Laughing gulls breed on the Atlantic coast of North America, in the Caribbean, coastal Venezuela and the Pacific coast of Mexico. They are only occasionally seen inland, and are resident on their breeding grounds in the southern part of their range year-round. Birds north of North Carolina typically migrate south for the winter. They are rare vagrants in Britain and western Europe, and have been recorded on at least 10 occasions in Australia. The first New Zealand record was a second-winter bird first identified on 23 December 2016 at the Te Ahiaua Reserve, Waiotahi River estuary, west of Opotiki in the Bay of Plenty. Over the following weeks the same individual was sighted at several points along the coast between the Opotiki wharf and Ohiwa Harbour. A couple living near the Opotiki wharf who fed gulls in their garden reportedly first noticed the bird around the beginning of December 2016. There was a gap of about 11 months in sightings before the bird was relocated in breeding plumage in December 2017.
A medium-sized gull, slightly larger than a red-billed gull. Breeding adults have an entirely black head with prominent white upper and lower eyelids. Non-breeders have variable amounts of dark smudgy colouring on the head, particularly behind the eyes and around the nape. The upper surfaces of the wings are mostly a smooth dark grey (darker than on red-billed gulls) with a white trailing edge (visible as a short broken white stripe across the back when the wings are folded), and sooty black wingtips; the inner primaries have small white tips. The underwings are grey in juveniles, becoming white with age. Juveniles have extensive, mottled dark coloration on the sides of the neck and breast; as the birds age this becomes less extensive and more even in colour – breeding adults have white underparts. The tail and rump are white, though there is a dark tail band in the first year. The bill is large and long, red when breeding, blackish with sometimes a faintly reddish tip when non-breeding. Their legs are moderately long, reddish (when breeding) or blackish (non-breeding).
Voice: the typical call is a strident Ha! Ha! Ha! which gives the species its name.
Similar species: Franklin's gull is smaller, with shorter bill, legs and wings, more rounded head, and has more white at wingtips, and a broader ring of white feathers around the eye.
Distribution and habitat
Laughing gulls breed in colonies of up to 25,000 birds in saltmarshes, and on islands and sandy beaches where they are safe from terrestrial predators. They are primarily coastal, but can be found on landfills and lakes a short distance inland, and occasionally much further, particularly on migration and in winter.
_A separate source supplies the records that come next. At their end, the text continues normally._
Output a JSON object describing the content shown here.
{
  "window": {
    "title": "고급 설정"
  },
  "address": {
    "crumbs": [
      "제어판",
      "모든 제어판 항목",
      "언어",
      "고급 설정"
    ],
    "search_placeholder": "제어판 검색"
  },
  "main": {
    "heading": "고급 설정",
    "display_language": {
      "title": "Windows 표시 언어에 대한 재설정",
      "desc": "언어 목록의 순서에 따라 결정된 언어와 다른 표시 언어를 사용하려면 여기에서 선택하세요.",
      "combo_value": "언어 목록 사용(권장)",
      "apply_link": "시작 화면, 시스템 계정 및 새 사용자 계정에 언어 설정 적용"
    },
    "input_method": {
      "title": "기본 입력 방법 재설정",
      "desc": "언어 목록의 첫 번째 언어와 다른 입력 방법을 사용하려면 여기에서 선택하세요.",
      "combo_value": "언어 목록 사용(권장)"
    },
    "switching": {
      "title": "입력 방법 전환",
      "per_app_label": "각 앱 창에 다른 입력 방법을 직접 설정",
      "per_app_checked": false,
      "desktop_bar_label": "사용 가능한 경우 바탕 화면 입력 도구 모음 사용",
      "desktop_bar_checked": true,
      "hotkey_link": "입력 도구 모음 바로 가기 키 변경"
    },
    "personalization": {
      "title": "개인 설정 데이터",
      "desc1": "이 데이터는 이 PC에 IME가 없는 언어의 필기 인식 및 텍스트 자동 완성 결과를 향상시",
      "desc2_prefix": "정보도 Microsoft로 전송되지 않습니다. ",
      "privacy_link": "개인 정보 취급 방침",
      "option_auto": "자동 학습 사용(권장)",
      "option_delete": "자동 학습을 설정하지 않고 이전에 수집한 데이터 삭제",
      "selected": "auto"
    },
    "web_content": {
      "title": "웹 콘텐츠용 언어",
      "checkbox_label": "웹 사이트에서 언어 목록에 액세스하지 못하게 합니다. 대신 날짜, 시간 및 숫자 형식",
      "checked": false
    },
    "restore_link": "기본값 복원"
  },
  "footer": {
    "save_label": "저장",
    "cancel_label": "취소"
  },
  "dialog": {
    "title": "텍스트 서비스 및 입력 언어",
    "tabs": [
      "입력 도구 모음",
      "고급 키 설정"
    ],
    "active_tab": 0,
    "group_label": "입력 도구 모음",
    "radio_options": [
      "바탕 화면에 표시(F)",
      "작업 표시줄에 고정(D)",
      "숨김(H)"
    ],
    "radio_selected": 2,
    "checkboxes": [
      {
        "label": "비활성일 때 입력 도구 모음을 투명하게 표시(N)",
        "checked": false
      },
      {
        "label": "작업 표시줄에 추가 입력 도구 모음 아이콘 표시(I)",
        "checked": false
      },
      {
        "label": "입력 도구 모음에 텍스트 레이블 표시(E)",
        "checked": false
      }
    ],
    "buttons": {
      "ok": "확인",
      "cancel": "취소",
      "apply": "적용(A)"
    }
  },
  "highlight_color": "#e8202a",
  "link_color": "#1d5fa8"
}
Breeding on the US east coast is from April to July, after which birds from North Carolina northwards migrate south to Central and South America. Breeders on the Mexican Pacific Coast may disperse northward to the Salton Sea in southern California, or southwards as far as Peru. Birds in Mexico, the Caribbean and Venezuela are resident throughout the year and can breed at any time. Much depleted in the 19th and early 20th centuries by egg and feather collectors, they are now increasing throughout much of their range.
New Zealand records
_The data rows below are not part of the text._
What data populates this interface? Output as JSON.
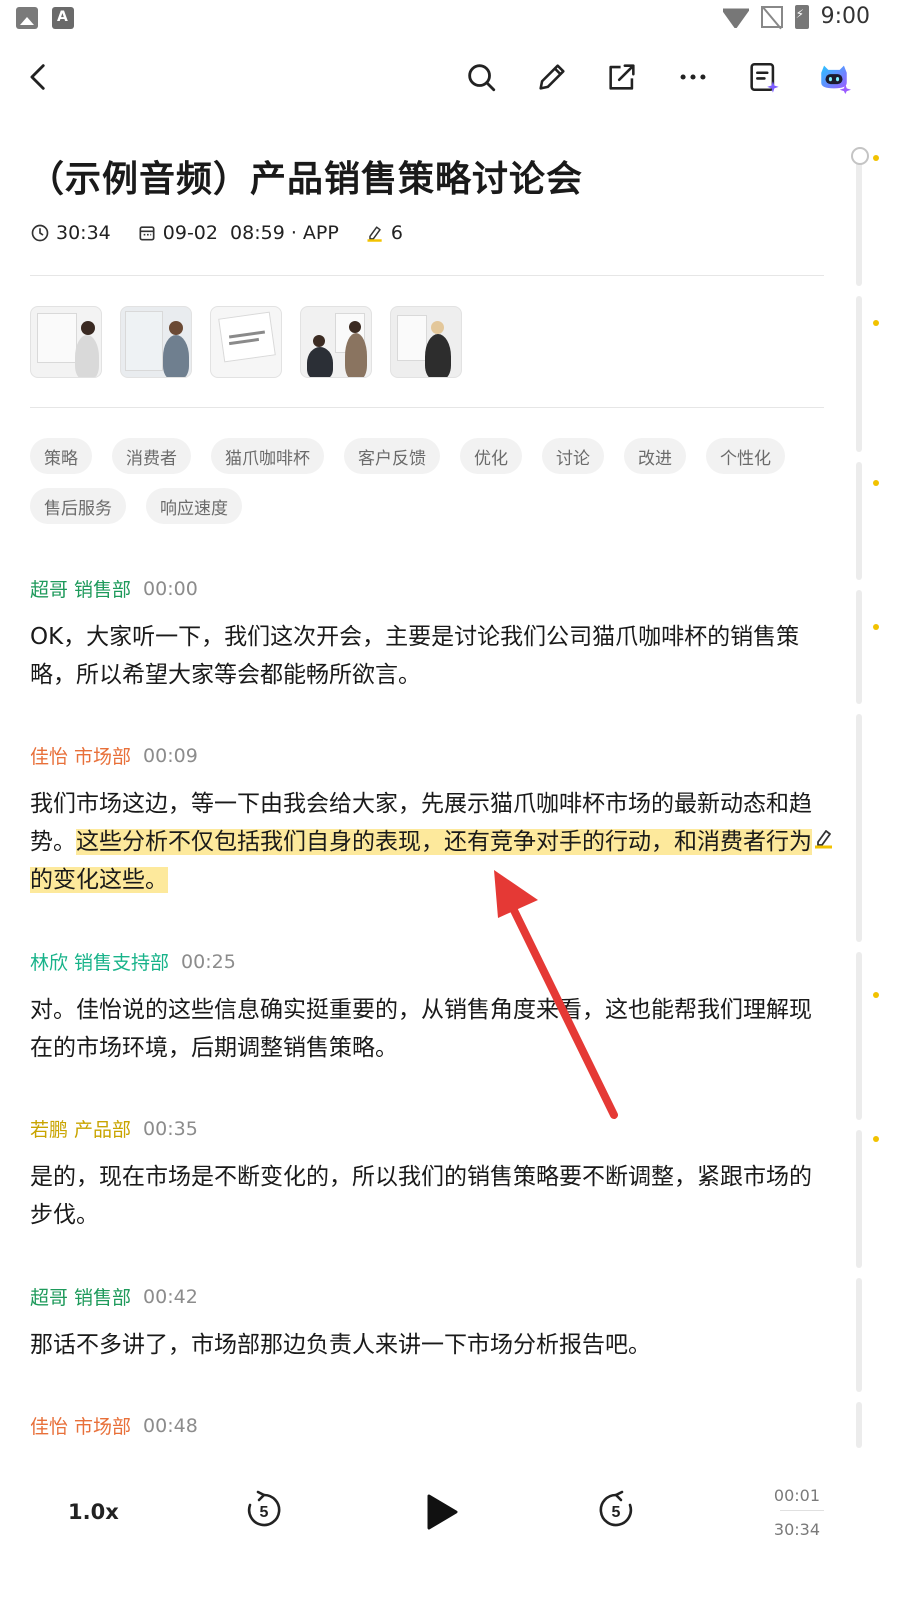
{
  "status_bar": {
    "time": "9:00"
  },
  "toolbar": {
    "icons": [
      "back-icon",
      "search-icon",
      "edit-icon",
      "share-icon",
      "more-icon",
      "summary-icon",
      "ai-assistant-icon"
    ]
  },
  "recording": {
    "title": "（示例音频）产品销售策略讨论会",
    "duration": "30:34",
    "date_source": "09-02  08:59 · APP",
    "highlight_count": "6"
  },
  "thumbnails": [
    "image-1",
    "image-2",
    "image-3",
    "image-4",
    "image-5"
  ],
  "tags": [
    "策略",
    "消费者",
    "猫爪咖啡杯",
    "客户反馈",
    "优化",
    "讨论",
    "改进",
    "个性化",
    "售后服务",
    "响应速度"
  ],
  "transcript": [
    {
      "speaker": "超哥 销售部",
      "time": "00:00",
      "color": "#1e9a5b",
      "text": "OK，大家听一下，我们这次开会，主要是讨论我们公司猫爪咖啡杯的销售策略，所以希望大家等会都能畅所欲言。"
    },
    {
      "speaker": "佳怡 市场部",
      "time": "00:09",
      "color": "#e8703a",
      "text_plain": "我们市场这边，等一下由我会给大家，先展示猫爪咖啡杯市场的最新动态和趋势。",
      "text_highlight": "这些分析不仅包括我们自身的表现，还有竞争对手的行动，和消费者行为的变化这些。"
    },
    {
      "speaker": "林欣 销售支持部",
      "time": "00:25",
      "color": "#18b38a",
      "text": "对。佳怡说的这些信息确实挺重要的，从销售角度来看，这也能帮我们理解现在的市场环境，后期调整销售策略。"
    },
    {
      "speaker": "若鹏 产品部",
      "time": "00:35",
      "color": "#c9a400",
      "text": "是的，现在市场是不断变化的，所以我们的销售策略要不断调整，紧跟市场的步伐。"
    },
    {
      "speaker": "超哥 销售部",
      "time": "00:42",
      "color": "#1e9a5b",
      "text": "那话不多讲了，市场部那边负责人来讲一下市场分析报告吧。"
    },
    {
      "speaker": "佳怡 市场部",
      "time": "00:48",
      "color": "#e8703a"
    }
  ],
  "player": {
    "speed": "1.0x",
    "rewind_seconds": "5",
    "forward_seconds": "5",
    "current_time": "00:01",
    "total_time": "30:34",
    "progress_fraction": 0.0005
  },
  "colors": {
    "highlight": "#fde99c",
    "accent_yellow": "#f2c200",
    "annotation_red": "#e53935"
  }
}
Two records, likely to have been the same bird: Eastern Bay of Plenty (Ohiwa Harbour to Opotiki) December 2016-January 2017, and December 2017.
Behaviour and ecology
Laughing gulls are sociable and will associate with other species of gulls, but have suffered competition from the expansion of larger species. They often harry terns and pelicans for food, and have been controlled through culling of eggs and adults to protect endangered terns in the Gulf of Maine, as well as to reduce numbers around airports.
Laughing gulls are opportunistic feeders that eat a wide range of marine and terrestrial invertebrates, as well as human food waste, scavenged fish, hand-outs from beachgoers, berries, and occasionally eggs of other birds.
Higgins, P.J.; Davies, S.J.J.F. 1996. Handbook of Australian, New Zealand, and Antarctic birds. Volume 3. Snipe to pigeons. Oxford University Press, Melbourne.
Howell, S.N.G.; Dunn, J.L. 2007. Gulls of the Americas. Peterson reference guides. Houghton Mifflin Company, New York.
Miskelly, C.M.; Crossland, A.C.; Sagar, P.M.; Saville, I.; Tennyson, A.J.D.; Bell, E.A. 2017. Vagrant and extra-limital records accepted by the Birds New Zealand Records Appraisal Committee 2015-2016. Notornis 64: 57-67.
Riddell, D.J.; Taylor, A.J. 2017 [updated 2020]. Laughing gull. In Miskelly, C.M. (ed.) New Zealand Birds Online. www.nzbirdsonline.org.nz
- Breeding season
- Egg laying dates